## Exercise brief
Repeat the records. Leave nothing out.

App and web page records:
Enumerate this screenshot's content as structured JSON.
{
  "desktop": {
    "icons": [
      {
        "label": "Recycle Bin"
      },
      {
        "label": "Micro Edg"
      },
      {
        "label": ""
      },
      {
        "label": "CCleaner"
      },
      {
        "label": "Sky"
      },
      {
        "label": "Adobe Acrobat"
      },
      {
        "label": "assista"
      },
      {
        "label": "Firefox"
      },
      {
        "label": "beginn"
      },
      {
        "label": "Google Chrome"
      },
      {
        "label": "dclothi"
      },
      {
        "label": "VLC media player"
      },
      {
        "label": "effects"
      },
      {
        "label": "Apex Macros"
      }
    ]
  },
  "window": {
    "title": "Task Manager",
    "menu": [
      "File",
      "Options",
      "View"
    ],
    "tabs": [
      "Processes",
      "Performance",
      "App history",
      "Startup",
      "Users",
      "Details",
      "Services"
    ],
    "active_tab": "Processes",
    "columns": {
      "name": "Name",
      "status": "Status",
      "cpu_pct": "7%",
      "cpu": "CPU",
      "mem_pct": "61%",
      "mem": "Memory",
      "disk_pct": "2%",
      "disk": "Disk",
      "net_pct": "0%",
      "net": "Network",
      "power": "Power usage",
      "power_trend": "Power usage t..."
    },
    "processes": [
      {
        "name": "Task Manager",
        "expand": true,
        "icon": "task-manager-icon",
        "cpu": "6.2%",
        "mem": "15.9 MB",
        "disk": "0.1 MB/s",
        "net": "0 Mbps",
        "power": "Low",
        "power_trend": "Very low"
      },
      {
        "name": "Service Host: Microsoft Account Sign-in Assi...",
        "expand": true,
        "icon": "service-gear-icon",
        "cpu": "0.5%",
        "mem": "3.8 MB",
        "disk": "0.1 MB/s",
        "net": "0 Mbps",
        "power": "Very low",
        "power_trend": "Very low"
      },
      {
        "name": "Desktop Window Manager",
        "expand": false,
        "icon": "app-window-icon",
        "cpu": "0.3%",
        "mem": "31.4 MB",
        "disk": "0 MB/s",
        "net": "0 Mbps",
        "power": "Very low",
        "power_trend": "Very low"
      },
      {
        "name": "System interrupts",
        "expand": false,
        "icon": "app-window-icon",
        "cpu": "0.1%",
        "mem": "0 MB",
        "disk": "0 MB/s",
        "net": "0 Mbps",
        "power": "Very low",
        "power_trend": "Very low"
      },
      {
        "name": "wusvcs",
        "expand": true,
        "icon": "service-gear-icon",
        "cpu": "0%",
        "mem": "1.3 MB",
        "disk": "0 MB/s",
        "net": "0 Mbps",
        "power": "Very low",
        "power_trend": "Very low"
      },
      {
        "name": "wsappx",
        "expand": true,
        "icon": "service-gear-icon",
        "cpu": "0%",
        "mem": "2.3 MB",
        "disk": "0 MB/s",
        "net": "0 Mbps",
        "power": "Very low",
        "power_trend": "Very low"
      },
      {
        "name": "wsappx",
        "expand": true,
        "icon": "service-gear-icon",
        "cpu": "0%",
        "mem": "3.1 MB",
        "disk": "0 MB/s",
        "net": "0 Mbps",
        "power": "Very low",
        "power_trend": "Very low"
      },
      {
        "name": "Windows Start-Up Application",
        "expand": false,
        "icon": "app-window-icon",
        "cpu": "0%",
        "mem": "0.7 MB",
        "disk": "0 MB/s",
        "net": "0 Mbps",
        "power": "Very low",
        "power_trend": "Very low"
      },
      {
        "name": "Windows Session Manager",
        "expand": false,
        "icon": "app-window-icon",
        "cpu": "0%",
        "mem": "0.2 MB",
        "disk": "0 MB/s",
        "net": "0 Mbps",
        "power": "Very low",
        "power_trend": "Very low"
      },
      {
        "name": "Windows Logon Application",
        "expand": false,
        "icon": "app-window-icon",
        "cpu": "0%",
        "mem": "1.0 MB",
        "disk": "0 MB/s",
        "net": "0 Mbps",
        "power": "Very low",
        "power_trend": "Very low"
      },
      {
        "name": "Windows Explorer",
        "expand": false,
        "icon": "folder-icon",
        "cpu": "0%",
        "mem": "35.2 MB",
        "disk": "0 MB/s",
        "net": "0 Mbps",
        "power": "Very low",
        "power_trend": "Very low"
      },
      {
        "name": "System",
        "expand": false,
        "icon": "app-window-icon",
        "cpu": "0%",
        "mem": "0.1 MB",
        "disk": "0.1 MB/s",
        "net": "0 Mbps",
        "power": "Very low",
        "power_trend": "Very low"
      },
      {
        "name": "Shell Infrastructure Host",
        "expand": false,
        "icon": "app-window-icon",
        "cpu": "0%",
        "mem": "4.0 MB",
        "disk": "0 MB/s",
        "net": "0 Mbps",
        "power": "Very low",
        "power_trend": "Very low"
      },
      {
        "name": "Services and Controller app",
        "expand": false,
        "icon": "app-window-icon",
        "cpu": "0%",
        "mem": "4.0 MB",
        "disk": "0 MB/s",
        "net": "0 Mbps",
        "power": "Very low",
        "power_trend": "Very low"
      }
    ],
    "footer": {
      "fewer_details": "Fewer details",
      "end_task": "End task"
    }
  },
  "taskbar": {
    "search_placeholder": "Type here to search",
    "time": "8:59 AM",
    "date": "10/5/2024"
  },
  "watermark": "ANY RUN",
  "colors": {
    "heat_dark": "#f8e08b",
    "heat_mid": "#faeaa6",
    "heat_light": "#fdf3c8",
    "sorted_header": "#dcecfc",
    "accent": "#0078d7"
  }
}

## Task solution
Enumerate this screenshot's content as structured JSON.
{
  "desktop": {
    "icons": [
      {
        "label": "Recycle Bin"
      },
      {
        "label": "Micro Edg"
      },
      {
        "label": ""
      },
      {
        "label": "CCleaner"
      },
      {
        "label": "Sky"
      },
      {
        "label": "Adobe Acrobat"
      },
      {
        "label": "assista"
      },
      {
        "label": "Firefox"
      },
      {
        "label": "beginn"
      },
      {
        "label": "Google Chrome"
      },
      {
        "label": "dclothi"
      },
      {
        "label": "VLC media player"
      },
      {
        "label": "effects"
      },
      {
        "label": "Apex Macros"
      }
    ]
  },
  "window": {
    "title": "Task Manager",
    "menu": [
      "File",
      "Options",
      "View"
    ],
    "tabs": [
      "Processes",
      "Performance",
      "App history",
      "Startup",
      "Users",
      "Details",
      "Services"
    ],
    "active_tab": "Processes",
    "columns": {
      "name": "Name",
      "status": "Status",
      "cpu_pct": "7%",
      "cpu": "CPU",
      "mem_pct": "61%",
      "mem": "Memory",
      "disk_pct": "2%",
      "disk": "Disk",
      "net_pct": "0%",
      "net": "Network",
      "power": "Power usage",
      "power_trend": "Power usage t..."
    },
    "processes": [
      {
        "name": "Task Manager",
        "expand": true,
        "icon": "task-manager-icon",
        "cpu": "6.2%",
        "mem": "15.9 MB",
        "disk": "0.1 MB/s",
        "net": "0 Mbps",
        "power": "Low",
        "power_trend": "Very low"
      },
      {
        "name": "Service Host: Microsoft Account Sign-in Assi...",
        "expand": true,
        "icon": "service-gear-icon",
        "cpu": "0.5%",
        "mem": "3.8 MB",
        "disk": "0.1 MB/s",
        "net": "0 Mbps",
        "power": "Very low",
        "power_trend": "Very low"
      },
      {
        "name": "Desktop Window Manager",
        "expand": false,
        "icon": "app-window-icon",
        "cpu": "0.3%",
        "mem": "31.4 MB",
        "disk": "0 MB/s",
        "net": "0 Mbps",
        "power": "Very low",
        "power_trend": "Very low"
      },
      {
        "name": "System interrupts",
        "expand": false,
        "icon": "app-window-icon",
        "cpu": "0.1%",
        "mem": "0 MB",
        "disk": "0 MB/s",
        "net": "0 Mbps",
        "power": "Very low",
        "power_trend": "Very low"
      },
      {
        "name": "wusvcs",
        "expand": true,
        "icon": "service-gear-icon",
        "cpu": "0%",
        "mem": "1.3 MB",
        "disk": "0 MB/s",
        "net": "0 Mbps",
        "power": "Very low",
        "power_trend": "Very low"
      },
      {
        "name": "wsappx",
        "expand": true,
        "icon": "service-gear-icon",
        "cpu": "0%",
        "mem": "2.3 MB",
        "disk": "0 MB/s",
        "net": "0 Mbps",
        "power": "Very low",
        "power_trend": "Very low"
      },
      {
        "name": "wsappx",
        "expand": true,
        "icon": "service-gear-icon",
        "cpu": "0%",
        "mem": "3.1 MB",
        "disk": "0 MB/s",
        "net": "0 Mbps",
        "power": "Very low",
        "power_trend": "Very low"
      },
      {
        "name": "Windows Start-Up Application",
        "expand": false,
        "icon": "app-window-icon",
        "cpu": "0%",
        "mem": "0.7 MB",
        "disk": "0 MB/s",
        "net": "0 Mbps",
        "power": "Very low",
        "power_trend": "Very low"
      },
      {
        "name": "Windows Session Manager",
        "expand": false,
        "icon": "app-window-icon",
        "cpu": "0%",
        "mem": "0.2 MB",
        "disk": "0 MB/s",
        "net": "0 Mbps",
        "power": "Very low",
        "power_trend": "Very low"
      },
      {
        "name": "Windows Logon Application",
        "expand": false,
        "icon": "app-window-icon",
        "cpu": "0%",
        "mem": "1.0 MB",
        "disk": "0 MB/s",
        "net": "0 Mbps",
        "power": "Very low",
        "power_trend": "Very low"
      },
      {
        "name": "Windows Explorer",
        "expand": false,
        "icon": "folder-icon",
        "cpu": "0%",
        "mem": "35.2 MB",
        "disk": "0 MB/s",
        "net": "0 Mbps",
        "power": "Very low",
        "power_trend": "Very low"
      },
      {
        "name": "System",
        "expand": false,
        "icon": "app-window-icon",
        "cpu": "0%",
        "mem": "0.1 MB",
        "disk": "0.1 MB/s",
        "net": "0 Mbps",
        "power": "Very low",
        "power_trend": "Very low"
      },
      {
        "name": "Shell Infrastructure Host",
        "expand": false,
        "icon": "app-window-icon",
        "cpu": "0%",
        "mem": "4.0 MB",
        "disk": "0 MB/s",
        "net": "0 Mbps",
        "power": "Very low",
        "power_trend": "Very low"
      },
      {
        "name": "Services and Controller app",
        "expand": false,
        "icon": "app-window-icon",
        "cpu": "0%",
        "mem": "4.0 MB",
        "disk": "0 MB/s",
        "net": "0 Mbps",
        "power": "Very low",
        "power_trend": "Very low"
      }
    ],
    "footer": {
      "fewer_details": "Fewer details",
      "end_task": "End task"
    }
  },
  "taskbar": {
    "search_placeholder": "Type here to search",
    "time": "8:59 AM",
    "date": "10/5/2024"
  },
  "watermark": "ANY RUN",
  "colors": {
    "heat_dark": "#f8e08b",
    "heat_mid": "#faeaa6",
    "heat_light": "#fdf3c8",
    "sorted_header": "#dcecfc",
    "accent": "#0078d7"
  }
}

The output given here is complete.